[Data about app and page elements]
== Segment start ==

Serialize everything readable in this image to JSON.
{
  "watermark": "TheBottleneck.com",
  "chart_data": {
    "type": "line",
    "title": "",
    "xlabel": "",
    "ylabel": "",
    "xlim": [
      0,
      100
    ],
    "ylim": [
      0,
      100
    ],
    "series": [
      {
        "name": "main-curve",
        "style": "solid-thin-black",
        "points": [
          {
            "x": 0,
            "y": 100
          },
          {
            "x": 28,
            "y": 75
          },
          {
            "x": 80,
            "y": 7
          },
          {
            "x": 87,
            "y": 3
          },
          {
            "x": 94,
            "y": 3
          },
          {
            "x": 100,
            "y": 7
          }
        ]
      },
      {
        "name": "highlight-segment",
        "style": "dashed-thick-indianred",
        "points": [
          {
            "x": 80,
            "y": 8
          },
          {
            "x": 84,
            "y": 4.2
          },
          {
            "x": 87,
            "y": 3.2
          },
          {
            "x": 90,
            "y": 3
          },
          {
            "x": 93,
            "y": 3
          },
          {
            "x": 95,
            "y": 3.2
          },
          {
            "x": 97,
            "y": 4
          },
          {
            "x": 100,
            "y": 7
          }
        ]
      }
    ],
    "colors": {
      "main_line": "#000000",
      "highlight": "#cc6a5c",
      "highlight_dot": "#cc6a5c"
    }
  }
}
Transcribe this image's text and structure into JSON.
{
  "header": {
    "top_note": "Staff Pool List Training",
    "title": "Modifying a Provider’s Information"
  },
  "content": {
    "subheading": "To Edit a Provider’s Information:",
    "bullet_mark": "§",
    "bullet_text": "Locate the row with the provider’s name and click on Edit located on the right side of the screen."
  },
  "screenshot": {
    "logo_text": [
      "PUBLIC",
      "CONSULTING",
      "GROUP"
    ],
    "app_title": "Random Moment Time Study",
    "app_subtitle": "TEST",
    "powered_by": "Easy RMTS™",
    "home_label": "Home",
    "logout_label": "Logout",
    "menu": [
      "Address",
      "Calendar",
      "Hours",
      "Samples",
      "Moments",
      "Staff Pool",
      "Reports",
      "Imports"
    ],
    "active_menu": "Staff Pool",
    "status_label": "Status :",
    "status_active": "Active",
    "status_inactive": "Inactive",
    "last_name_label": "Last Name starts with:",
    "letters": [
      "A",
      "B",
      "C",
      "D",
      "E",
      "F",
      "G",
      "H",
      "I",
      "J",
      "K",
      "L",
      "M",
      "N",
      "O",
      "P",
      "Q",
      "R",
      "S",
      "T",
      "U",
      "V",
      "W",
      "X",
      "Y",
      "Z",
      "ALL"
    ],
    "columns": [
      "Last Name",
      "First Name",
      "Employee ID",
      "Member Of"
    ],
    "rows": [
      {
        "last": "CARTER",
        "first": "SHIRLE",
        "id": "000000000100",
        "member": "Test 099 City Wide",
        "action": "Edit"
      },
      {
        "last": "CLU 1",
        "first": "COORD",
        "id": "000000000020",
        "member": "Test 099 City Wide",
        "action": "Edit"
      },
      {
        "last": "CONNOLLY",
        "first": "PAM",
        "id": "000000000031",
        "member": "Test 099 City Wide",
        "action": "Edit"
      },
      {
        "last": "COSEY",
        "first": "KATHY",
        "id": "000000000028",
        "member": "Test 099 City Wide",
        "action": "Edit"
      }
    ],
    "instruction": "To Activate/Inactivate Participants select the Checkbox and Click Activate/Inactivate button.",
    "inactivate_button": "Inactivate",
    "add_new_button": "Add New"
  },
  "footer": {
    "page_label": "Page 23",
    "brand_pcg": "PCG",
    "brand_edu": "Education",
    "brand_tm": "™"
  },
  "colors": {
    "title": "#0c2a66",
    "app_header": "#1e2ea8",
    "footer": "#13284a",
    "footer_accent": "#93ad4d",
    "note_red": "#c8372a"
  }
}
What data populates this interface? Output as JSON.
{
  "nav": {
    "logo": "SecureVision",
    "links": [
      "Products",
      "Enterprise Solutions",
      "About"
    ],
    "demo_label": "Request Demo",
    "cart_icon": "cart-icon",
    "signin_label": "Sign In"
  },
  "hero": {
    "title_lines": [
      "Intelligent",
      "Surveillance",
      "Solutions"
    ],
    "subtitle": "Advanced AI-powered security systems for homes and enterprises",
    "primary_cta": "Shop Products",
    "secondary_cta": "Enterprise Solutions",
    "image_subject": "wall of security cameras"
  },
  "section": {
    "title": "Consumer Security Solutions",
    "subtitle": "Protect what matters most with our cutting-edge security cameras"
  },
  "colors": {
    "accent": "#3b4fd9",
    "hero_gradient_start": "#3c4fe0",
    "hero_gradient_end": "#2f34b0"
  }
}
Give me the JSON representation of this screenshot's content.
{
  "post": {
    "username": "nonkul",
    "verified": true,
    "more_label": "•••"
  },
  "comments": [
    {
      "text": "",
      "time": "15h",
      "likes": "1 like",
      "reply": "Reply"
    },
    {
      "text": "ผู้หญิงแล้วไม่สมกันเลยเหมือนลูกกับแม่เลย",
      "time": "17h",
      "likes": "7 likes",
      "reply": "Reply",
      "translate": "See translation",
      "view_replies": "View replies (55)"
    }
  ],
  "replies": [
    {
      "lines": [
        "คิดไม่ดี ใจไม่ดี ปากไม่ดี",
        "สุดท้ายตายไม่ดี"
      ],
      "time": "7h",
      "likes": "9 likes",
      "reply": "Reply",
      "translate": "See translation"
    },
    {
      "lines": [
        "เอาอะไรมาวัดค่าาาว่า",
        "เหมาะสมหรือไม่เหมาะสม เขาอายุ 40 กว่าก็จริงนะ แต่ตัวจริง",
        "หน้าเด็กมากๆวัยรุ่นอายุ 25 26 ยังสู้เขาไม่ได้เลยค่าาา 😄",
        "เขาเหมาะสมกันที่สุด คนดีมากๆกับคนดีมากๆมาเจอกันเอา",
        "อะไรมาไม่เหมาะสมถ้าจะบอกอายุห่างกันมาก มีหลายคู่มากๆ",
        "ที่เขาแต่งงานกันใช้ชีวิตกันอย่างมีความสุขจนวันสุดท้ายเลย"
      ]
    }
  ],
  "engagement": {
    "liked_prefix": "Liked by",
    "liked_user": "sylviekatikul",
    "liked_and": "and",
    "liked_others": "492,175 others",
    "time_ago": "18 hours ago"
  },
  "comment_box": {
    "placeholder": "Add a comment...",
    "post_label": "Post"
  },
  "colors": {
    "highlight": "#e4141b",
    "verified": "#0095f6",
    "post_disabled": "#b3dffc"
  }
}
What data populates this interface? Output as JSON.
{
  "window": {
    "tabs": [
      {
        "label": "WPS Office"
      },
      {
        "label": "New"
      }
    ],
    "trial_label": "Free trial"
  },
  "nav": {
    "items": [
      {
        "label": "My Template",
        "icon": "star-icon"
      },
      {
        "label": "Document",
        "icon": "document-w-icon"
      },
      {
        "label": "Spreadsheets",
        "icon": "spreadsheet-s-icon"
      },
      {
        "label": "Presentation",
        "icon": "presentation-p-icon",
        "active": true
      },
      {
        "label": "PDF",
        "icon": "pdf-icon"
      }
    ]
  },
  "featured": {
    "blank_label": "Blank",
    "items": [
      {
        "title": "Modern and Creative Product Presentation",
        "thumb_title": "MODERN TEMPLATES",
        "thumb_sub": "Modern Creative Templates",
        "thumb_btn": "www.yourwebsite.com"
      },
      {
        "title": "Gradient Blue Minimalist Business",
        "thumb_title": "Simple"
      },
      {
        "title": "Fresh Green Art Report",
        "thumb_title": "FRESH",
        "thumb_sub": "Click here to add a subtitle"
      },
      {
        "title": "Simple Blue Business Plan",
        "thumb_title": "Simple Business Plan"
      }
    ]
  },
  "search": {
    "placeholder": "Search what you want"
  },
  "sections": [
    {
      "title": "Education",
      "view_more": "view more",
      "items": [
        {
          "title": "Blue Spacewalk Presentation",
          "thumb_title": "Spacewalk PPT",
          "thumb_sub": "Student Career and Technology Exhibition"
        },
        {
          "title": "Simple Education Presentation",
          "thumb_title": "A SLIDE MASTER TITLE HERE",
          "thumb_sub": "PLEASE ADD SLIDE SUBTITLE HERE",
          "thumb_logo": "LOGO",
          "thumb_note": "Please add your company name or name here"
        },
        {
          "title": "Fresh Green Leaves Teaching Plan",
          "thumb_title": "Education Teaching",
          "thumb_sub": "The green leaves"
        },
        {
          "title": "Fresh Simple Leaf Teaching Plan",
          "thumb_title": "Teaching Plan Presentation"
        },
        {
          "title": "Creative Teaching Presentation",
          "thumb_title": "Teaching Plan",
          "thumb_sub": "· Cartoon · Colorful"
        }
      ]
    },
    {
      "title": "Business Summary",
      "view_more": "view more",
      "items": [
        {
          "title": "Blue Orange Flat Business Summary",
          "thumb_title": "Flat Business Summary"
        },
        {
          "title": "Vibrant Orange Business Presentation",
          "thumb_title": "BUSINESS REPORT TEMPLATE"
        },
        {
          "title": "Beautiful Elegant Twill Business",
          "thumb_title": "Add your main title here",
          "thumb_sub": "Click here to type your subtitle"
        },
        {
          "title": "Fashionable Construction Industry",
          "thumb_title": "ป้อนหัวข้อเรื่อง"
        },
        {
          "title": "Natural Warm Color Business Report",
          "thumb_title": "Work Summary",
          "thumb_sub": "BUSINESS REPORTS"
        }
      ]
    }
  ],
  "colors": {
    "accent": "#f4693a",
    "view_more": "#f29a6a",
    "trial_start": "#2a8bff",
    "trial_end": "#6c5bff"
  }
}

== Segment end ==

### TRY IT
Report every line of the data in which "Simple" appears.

### YOUR SOLUTION
        "thumb_title": "Simple"
        "title": "Simple Blue Business Plan",
        "thumb_title": "Simple Business Plan"
          "title": "Simple Education Presentation",
          "title": "Fresh Simple Leaf Teaching Plan",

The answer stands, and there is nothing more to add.